\$\begingroup\$

I'm just curious if this is clear to the average person.

template<typename IteratorType>
inline IteratorType skip_over(
    IteratorType begin,
    IteratorType end,
    typename std::iterator_traits<IteratorType>::value_type skippedCharacter)
{
    typedef typename std::iterator_traits<IteratorType>::value_type value_type;
    return std::find_if(begin, end, 
            std::not1(
                 std::bind2nd(std::equal_to<value_type>(), skippedCharacter)
            )
        );
}
\$\endgroup\$
  • \$\begingroup\$ It took me a while to work out what it did (comments would not go amiss). \$\endgroup\$ – Martin York Aug 3 '11 at 3:56
6
\$\begingroup\$

A few comments:

  • Algorithms typically use the names first and last for the iterators they take, not begin and end (in common usage, begin and end refer specifically to the iterators that delimit a range in a container).

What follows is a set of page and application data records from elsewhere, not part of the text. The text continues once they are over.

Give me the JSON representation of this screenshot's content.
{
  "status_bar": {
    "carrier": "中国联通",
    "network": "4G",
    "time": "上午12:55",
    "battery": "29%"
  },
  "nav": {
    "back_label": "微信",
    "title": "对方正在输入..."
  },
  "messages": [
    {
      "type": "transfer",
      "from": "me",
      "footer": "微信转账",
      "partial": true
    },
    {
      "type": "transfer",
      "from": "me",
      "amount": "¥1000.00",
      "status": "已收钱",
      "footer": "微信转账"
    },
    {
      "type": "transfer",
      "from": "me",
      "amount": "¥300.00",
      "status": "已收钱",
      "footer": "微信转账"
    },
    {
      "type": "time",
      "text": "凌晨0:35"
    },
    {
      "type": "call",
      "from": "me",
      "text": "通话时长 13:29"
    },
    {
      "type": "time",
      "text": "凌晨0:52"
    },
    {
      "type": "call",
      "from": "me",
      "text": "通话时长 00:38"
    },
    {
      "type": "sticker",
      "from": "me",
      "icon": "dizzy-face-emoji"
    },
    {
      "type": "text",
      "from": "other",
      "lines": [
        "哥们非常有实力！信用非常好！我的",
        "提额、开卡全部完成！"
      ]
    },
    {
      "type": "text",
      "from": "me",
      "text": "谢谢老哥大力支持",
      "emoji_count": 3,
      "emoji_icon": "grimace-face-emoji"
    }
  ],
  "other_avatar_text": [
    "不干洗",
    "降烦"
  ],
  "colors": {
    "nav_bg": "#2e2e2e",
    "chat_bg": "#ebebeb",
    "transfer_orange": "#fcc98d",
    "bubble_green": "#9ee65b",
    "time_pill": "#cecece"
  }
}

  • The use of find_if seems a bit excessive: yes, it is good to use the Standard Library algorithms, but if you are writing your own algorithm, you may as well just write a loop, especially if it makes the code much clearer.

  • With respect to template parameter naming, it is helpful if you say what category of iterator is required; this helps to document the algorithm.

Consider the following, alternative implementation:

template <typename ForwardIterator, typename T>
ForwardIterator skip_over(ForwardIterator first, ForwardIterator last, T const& x)
{
    while (first != last && *first == x)
        ++first;

    return first;
}
\$\endgroup\$
  • 1
    \$\begingroup\$ I'm not sure why, but I think I'd prefer for (;first!=last && *first==x; ++first); return first; (with the empty semicolon on its own line, of course). \$\endgroup\$ – Jerry Coffin Aug 4 '11 at 22:10

Your Answer

By clicking “Post Your Answer”, you agree to our terms of service, privacy policy and cookie policy

Not the answer you're looking for? Browse other questions tagged or ask your own question.